The Antarctic Treaty of 1959 has evolved into a fairly complex, multilayered governance regime (termed as the Antarctic Treaty System) with several compelling issues on its current agenda, including the effective implementation of 1991 Madrid Protocol and its annexes, regulation of tourism, biological prospecting and climate change. The transformed geopolitical context of Antarctic governance in terms of an increasingly diverse membership (with Malaysia and Pakistan having acceded to the Antarctic Treaty recently) as well as growing complexity of Antarctic policy advice, demand critical examination of both the changing nature and role of ‘Antarctic science’ and persisting knowledge-power asymmetries behind the ‘consensus’ based Antarctic science diplomacy. This chapter argues that the concept of ‘global knowledge commons’, as a strategic analytical tool, enables us to pay closer attention to normative-geopolitical interface of knowledge production in the Antarctic Treaty System (ATS), especially at the annual Antarctic Treaty Consultative Meetings (ATCMs). India should continue to aim at further democratization of Antarctic governance. This enterprise demands not only a serious and systematic pursuit of multidisciplinary scientific research and knowledge by India but also a proactive, meticulously worked out policy initiatives/interventions at the ATCMs.
The Antarctic Treaty System (ATS) is a complex legal instrument that enlists measures in effect and its associated international instruments. Freedom of scientific research is enshrined in the Treaty and hence the ATS promotes free exchange of scientific information and mandates that observations from Antarctic must be made freely available.
Climate change, the most significant stress on the Arctic is likely to impact the entire world as climate systems are all intricately linked. The essay attempts to understand the legal mechanisms that are functioning in the region dealing with the many uncertainties in the wake of a warming trend.
An unbiased institutional body working as an overseer and comprising of a legislative organ to construct and modulate strong political frameworks and agendas that demand sustainable approach in the exploration and exploitation of the rare and precious resources of the Polar Region is the need of the hour.
The Ministry of Power, Government of India, launched the Restructured Accelerated Power Development and Reforms Programme (R-APDRP) in July 2008. Geographic information system (GIS) is an integral part of its implementation, intrinsically indicating that geospatial technologies are slated to soon become a way of life.

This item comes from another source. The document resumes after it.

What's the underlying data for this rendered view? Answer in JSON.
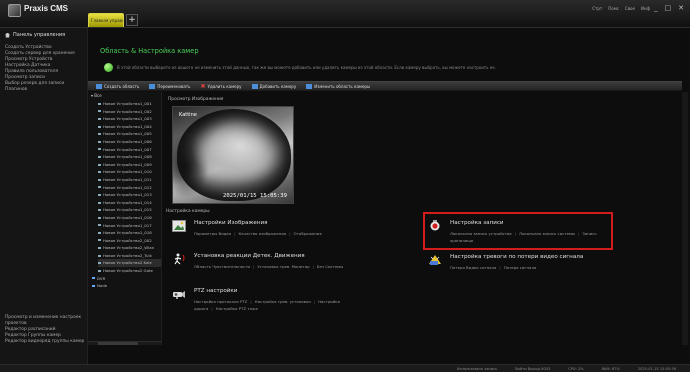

India promulgated the Coastal Regulation Zone (CRZ) notification on 15 February 1991, which was subsequently amended several times. The latest change was made on 6 January 2011. Presented here are the highlights of the 2011 Regulation.
Environmental change is affecting food security, particularly for small farmers living on the margins. It is estimated that worldwide around 850 million people are chronically hungry and six million children presently die of hunger every year. Of the 800 million undernourished individuals worldwide, over 60 per cent are in Asia and 28 per cent in the African continent.
The developed and developing countries have differed on protocol and regulatory mechanisms of climate negotiations essentially because of varying geophysical specificities and countries’ strategies of economic development. The creation of an apex institution in sync with global consensus which can work out precise and transparent indices to assess the scale and effectiveness of adaptation/mitigation efforts for a more meaningful dialogue is suggested.
Created in the midst of the Cold War five decades ago, the Antarctic Treaty provided a mechanism for governing the region. In the following years, new issues such as fishing and tourism along with an expanded membership have transformed the politics of Antarctic and continue to provoke serious challenges to its governance.
As the demand for minerals grows, the huge revenues generated from it are too often fuelling conflicts and human rights violations, increasing poverty and undermining sustainable development. The new legislation the government is introducing must ensure transparency in allocation of mining concessions, and participation of, in consultation with, communities affected by mining projects.